A group of 70 something Black men have stayed friends over the years after meeting in Kindergarten at Garfield Elementary School in Washington, D.C. The group began with ten boys in 1946. Although three members have since passed away, seven still keep in contact Arrington Dixon, 77, Hudie Fleming, 79, Ronald Chase, 77, William Hutchins, 79, Orlando Lee, 78, James Strickland, 79, and Norman Thomas, 79 according to Because Them We Can.
In 1988, after the men who enlisted in the military returned home, they decided to meet together every month on the second Thursday. Now 31 years later the men still meet and have fellowship every second Thursday of each month. In a recent meeting, the men were surprised by the son of one of their members Bill Lee.
“This day and age we’re more connected through social media but not as much through neighborhoods. Most of us don’t know our neighbors or the people around us. We’re connected but we’re not really connected. We have a lot of surface relationships. But I think it’s important for us to understand friends and the importance of the village. I’ve known these guys all my life. They’ve been at all the gatherings. They’re not just tight with my father they’re tight with my family,” Bill Lee told the news website.
“We wanted to have some cohesiveness as a group. See what things we could do together to help the community and each other,” Lee added. The men realized together, they can make a difference.

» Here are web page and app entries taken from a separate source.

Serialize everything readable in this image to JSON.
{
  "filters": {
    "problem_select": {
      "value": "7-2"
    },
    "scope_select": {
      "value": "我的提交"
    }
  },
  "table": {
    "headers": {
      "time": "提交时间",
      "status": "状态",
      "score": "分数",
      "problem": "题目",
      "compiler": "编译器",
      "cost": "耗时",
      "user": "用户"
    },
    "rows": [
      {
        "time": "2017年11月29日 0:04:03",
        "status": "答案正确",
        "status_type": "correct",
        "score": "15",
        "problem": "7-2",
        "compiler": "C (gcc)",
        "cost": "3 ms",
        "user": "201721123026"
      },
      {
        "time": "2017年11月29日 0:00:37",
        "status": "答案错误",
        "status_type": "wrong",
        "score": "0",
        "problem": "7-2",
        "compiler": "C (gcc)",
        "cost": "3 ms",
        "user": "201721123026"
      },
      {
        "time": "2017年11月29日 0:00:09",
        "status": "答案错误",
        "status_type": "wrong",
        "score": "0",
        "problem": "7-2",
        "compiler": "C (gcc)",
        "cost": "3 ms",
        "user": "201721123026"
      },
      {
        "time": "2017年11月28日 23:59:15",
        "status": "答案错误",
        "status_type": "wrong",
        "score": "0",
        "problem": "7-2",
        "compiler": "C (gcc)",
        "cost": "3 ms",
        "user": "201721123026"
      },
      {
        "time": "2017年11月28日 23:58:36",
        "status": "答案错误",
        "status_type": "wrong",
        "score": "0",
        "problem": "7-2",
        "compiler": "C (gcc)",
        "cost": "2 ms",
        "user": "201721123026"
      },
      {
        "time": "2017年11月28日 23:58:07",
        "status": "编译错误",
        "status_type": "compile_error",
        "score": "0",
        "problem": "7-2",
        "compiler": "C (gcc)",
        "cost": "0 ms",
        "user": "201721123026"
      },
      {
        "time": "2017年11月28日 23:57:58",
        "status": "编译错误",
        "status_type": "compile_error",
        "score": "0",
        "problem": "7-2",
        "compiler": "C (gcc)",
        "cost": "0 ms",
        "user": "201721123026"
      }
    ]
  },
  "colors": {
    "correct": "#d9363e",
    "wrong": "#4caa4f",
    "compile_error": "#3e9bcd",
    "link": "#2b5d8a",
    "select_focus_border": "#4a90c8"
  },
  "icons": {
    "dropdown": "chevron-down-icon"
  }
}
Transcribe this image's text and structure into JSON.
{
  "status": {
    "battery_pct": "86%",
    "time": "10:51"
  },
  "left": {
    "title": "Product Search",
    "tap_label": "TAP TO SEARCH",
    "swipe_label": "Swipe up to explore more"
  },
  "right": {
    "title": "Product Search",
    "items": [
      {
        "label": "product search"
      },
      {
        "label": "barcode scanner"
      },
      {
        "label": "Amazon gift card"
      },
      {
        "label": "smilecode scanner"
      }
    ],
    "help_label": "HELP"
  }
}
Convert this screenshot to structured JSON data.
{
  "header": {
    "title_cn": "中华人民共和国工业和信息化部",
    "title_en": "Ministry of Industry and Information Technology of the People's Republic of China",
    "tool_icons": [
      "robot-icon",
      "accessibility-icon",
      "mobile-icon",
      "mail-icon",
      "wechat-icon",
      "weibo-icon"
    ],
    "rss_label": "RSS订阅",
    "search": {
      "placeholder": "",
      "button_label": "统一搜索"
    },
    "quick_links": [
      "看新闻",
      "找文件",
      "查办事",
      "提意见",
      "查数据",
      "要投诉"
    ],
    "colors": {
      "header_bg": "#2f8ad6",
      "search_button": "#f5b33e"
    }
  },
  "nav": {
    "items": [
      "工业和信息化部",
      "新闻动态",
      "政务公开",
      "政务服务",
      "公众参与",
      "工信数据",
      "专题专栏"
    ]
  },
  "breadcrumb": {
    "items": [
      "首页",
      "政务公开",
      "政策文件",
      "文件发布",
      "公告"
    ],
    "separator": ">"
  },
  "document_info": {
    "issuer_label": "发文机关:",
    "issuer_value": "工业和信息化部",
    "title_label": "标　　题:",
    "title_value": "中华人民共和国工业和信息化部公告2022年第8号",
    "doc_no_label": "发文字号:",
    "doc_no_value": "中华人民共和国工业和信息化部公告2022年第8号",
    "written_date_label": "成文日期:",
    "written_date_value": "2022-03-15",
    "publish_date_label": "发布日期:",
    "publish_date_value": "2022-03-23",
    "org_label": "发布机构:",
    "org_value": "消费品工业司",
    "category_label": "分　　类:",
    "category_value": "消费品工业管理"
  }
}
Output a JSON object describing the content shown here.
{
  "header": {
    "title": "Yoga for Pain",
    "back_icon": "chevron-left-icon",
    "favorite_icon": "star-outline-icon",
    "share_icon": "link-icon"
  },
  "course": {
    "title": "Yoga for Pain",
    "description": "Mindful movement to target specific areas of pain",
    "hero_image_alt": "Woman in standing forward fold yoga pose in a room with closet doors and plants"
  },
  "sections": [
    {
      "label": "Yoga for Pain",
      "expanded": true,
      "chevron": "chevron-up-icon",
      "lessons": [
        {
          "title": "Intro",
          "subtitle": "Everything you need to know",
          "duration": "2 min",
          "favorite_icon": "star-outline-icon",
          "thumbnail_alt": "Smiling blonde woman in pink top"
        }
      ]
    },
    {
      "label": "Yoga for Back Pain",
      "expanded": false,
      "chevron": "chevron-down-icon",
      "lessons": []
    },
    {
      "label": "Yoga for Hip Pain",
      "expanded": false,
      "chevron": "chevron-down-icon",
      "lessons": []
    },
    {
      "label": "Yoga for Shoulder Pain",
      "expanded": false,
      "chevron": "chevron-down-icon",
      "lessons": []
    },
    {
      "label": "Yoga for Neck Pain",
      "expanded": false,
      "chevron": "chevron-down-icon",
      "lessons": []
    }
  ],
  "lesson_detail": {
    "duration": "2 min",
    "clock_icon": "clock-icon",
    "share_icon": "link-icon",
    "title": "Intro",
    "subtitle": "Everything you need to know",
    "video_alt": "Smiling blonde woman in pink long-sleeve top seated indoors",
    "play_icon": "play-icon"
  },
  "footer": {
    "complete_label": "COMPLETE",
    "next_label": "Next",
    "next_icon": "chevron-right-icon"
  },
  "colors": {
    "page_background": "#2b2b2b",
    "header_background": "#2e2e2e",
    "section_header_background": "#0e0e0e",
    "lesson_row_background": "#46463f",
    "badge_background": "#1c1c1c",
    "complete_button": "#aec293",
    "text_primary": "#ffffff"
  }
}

“We started career days. We had doctors, policeman and nurses going back and trying to better that school,” Lee said